**Exercise brief:**
What you return must be every line below that includes the word "Habilidades".

**Working data:**

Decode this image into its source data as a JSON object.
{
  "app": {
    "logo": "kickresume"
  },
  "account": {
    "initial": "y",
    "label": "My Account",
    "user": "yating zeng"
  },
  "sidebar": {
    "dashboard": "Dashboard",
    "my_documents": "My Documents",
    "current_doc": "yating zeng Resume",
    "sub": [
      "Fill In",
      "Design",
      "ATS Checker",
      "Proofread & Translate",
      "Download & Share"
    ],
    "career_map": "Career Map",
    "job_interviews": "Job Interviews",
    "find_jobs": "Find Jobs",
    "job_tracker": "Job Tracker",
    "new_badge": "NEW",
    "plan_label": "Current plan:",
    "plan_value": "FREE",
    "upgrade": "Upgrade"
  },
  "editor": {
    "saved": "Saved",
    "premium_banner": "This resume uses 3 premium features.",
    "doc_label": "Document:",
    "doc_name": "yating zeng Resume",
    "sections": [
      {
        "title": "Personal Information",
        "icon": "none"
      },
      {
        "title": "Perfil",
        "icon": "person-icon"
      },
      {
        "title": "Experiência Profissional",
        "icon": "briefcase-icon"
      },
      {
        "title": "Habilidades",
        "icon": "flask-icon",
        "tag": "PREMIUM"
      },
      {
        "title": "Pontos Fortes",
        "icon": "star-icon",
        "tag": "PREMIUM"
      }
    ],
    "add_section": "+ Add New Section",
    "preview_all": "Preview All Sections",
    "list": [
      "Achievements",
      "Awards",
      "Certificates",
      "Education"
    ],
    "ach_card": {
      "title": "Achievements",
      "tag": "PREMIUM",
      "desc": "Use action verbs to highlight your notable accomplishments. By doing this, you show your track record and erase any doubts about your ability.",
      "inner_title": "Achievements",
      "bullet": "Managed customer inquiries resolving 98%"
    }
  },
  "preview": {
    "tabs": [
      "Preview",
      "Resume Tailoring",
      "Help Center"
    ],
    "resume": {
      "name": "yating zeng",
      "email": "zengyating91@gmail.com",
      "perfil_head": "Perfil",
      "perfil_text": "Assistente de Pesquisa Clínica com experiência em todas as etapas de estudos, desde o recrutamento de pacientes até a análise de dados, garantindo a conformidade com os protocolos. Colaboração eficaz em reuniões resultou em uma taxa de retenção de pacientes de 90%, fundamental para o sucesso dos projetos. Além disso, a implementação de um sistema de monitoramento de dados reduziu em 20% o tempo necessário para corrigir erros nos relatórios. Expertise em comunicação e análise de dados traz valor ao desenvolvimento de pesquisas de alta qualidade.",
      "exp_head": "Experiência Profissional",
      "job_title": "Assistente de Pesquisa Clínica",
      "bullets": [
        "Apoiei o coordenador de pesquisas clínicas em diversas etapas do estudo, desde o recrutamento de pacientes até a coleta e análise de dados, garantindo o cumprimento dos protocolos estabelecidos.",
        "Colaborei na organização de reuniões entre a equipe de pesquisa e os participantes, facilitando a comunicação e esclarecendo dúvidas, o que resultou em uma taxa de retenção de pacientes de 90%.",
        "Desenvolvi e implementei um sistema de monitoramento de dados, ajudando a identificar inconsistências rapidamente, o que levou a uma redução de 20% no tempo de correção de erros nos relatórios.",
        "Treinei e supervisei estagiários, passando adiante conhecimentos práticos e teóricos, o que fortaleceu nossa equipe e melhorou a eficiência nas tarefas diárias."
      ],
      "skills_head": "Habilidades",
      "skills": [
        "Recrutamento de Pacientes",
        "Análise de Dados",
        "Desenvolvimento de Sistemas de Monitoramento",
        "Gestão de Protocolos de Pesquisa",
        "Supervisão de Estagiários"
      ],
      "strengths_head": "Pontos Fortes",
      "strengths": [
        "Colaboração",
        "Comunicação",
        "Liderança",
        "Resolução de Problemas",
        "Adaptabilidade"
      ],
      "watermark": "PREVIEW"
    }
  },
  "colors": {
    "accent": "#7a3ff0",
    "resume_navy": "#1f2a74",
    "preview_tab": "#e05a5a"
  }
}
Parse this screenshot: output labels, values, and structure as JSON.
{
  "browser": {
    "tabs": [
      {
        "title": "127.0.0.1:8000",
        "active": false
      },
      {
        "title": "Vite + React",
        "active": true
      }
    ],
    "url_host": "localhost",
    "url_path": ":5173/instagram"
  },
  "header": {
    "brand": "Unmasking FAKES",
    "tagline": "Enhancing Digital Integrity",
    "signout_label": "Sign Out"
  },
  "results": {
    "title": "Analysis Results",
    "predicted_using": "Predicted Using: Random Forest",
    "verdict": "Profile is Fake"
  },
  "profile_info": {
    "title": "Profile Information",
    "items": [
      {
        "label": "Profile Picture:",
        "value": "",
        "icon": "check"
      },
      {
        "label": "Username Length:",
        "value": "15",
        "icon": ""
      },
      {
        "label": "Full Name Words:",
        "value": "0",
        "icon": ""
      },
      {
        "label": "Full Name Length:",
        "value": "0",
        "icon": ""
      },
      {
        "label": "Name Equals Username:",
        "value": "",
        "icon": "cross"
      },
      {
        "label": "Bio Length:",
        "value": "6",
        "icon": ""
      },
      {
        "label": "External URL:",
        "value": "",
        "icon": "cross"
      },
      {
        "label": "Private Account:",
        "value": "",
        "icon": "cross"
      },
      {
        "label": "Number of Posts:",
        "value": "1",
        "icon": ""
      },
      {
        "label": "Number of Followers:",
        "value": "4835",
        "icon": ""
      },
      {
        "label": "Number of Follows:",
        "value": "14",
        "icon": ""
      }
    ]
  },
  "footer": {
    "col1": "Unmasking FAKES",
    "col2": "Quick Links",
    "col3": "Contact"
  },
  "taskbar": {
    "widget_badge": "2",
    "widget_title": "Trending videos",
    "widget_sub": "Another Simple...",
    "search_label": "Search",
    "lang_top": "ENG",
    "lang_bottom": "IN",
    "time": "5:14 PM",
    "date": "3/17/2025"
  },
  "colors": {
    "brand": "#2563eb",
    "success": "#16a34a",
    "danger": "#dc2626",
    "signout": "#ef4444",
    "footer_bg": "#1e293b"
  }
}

**Solution for this exercise:**
        "title": "Habilidades",
      "skills_head": "Habilidades",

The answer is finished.